▶ Task brief: Only the records, exactly as written, belong in the answer; pictures do not.

▶ Records for the task:
------------------------

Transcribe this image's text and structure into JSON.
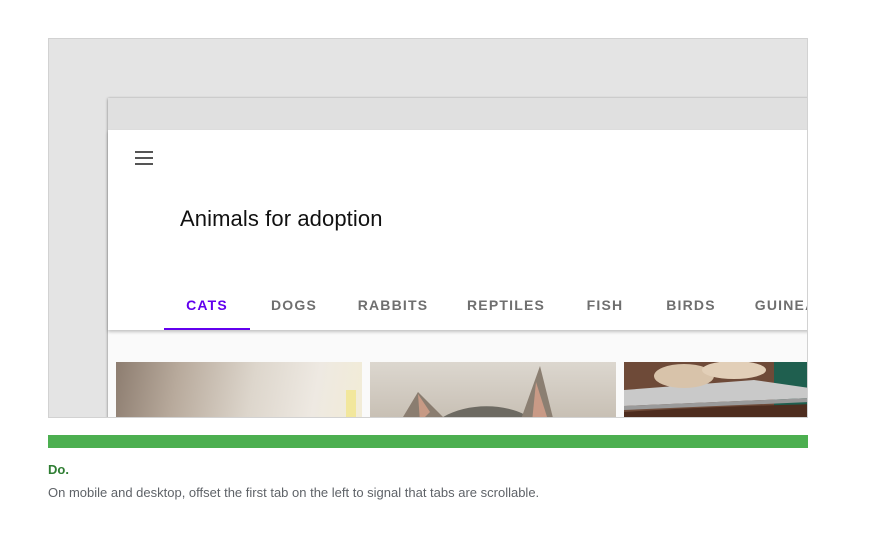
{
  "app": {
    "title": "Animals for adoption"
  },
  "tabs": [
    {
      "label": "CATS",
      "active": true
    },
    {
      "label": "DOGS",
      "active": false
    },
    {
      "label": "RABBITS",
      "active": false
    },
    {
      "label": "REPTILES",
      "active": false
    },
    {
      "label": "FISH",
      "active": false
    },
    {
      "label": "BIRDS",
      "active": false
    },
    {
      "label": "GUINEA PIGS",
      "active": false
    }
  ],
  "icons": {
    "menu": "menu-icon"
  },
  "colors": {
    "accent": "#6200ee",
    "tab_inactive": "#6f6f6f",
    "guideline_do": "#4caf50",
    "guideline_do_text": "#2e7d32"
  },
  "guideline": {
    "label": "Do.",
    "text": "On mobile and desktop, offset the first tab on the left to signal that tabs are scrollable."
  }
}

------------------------

▶ Task output:
Transcribe this image's text and structure into JSON.
{
  "app": {
    "title": "Animals for adoption"
  },
  "tabs": [
    {
      "label": "CATS",
      "active": true
    },
    {
      "label": "DOGS",
      "active": false
    },
    {
      "label": "RABBITS",
      "active": false
    },
    {
      "label": "REPTILES",
      "active": false
    },
    {
      "label": "FISH",
      "active": false
    },
    {
      "label": "BIRDS",
      "active": false
    },
    {
      "label": "GUINEA PIGS",
      "active": false
    }
  ],
  "icons": {
    "menu": "menu-icon"
  },
  "colors": {
    "accent": "#6200ee",
    "tab_inactive": "#6f6f6f",
    "guideline_do": "#4caf50",
    "guideline_do_text": "#2e7d32"
  },
  "guideline": {
    "label": "Do.",
    "text": "On mobile and desktop, offset the first tab on the left to signal that tabs are scrollable."
  }
}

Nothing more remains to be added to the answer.